TO DO –
Scan the material for "JSON". Copy every line it appears in.

RECORDS FOR THIS EXERCISE –
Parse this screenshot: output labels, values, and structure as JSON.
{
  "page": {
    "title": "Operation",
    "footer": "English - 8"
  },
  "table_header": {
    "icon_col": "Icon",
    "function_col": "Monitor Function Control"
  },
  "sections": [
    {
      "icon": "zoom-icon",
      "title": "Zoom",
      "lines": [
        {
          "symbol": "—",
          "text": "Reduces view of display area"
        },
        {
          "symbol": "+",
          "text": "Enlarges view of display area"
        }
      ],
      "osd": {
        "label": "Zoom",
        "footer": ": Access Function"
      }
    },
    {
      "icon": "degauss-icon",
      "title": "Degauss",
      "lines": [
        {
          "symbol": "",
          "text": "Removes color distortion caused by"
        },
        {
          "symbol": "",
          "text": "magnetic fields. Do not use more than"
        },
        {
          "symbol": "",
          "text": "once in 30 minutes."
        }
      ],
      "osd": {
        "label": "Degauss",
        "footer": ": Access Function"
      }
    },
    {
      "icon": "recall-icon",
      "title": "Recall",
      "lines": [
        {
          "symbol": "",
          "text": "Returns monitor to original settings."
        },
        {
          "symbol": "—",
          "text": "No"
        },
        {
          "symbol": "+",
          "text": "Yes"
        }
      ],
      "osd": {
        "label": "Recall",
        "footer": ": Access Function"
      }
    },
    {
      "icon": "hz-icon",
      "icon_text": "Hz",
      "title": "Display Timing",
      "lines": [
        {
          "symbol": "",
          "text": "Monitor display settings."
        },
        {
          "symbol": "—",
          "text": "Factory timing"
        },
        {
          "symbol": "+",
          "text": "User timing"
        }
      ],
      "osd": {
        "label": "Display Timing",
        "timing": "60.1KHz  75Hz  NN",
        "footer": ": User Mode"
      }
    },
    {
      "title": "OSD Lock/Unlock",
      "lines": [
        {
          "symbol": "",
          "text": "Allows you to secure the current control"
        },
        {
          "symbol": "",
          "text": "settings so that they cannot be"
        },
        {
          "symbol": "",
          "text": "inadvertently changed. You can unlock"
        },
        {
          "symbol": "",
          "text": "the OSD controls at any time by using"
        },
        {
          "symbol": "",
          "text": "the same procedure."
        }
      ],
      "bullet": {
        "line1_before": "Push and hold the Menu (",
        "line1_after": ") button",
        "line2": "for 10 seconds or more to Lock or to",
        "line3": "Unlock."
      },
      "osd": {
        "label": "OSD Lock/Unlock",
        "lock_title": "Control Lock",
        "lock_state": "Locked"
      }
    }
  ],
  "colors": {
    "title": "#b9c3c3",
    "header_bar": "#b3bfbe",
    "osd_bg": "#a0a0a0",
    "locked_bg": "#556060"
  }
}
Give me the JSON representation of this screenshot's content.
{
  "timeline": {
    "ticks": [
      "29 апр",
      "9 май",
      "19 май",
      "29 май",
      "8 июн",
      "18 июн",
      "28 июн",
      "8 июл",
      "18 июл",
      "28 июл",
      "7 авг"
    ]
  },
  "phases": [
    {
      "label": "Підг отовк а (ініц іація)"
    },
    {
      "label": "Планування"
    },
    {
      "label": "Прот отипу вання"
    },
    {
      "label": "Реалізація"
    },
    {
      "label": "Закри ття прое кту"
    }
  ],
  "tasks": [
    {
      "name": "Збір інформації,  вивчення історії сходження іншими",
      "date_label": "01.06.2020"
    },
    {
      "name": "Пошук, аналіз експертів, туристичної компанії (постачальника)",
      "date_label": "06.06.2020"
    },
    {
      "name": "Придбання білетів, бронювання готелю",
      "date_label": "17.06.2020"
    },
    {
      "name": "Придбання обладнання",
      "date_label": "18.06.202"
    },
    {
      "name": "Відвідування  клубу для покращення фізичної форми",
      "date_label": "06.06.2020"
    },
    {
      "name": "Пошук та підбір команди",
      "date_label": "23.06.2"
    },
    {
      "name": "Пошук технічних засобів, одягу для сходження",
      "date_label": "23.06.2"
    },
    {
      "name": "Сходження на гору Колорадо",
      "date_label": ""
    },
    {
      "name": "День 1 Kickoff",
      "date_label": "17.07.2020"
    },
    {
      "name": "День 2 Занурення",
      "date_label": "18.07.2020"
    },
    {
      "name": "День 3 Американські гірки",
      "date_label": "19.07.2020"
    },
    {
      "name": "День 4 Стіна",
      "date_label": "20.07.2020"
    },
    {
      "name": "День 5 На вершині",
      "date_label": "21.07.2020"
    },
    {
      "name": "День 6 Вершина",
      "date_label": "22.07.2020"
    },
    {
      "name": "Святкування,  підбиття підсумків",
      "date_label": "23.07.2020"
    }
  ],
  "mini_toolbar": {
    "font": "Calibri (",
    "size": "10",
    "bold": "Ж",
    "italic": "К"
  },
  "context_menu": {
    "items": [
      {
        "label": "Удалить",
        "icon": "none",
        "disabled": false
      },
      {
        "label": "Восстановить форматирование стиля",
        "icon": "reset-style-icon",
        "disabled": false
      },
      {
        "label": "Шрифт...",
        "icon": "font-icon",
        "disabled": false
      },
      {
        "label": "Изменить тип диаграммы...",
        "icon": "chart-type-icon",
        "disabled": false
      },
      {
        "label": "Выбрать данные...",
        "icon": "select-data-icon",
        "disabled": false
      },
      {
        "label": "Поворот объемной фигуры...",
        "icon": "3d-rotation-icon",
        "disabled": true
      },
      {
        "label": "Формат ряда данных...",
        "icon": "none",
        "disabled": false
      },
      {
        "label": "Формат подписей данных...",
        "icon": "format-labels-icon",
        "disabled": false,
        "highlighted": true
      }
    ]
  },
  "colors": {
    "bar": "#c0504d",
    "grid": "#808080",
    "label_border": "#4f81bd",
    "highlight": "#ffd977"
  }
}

ANSWER SPACE –
Parse this screenshot: output labels, values, and structure as JSON.
Give me the JSON representation of this screenshot's content.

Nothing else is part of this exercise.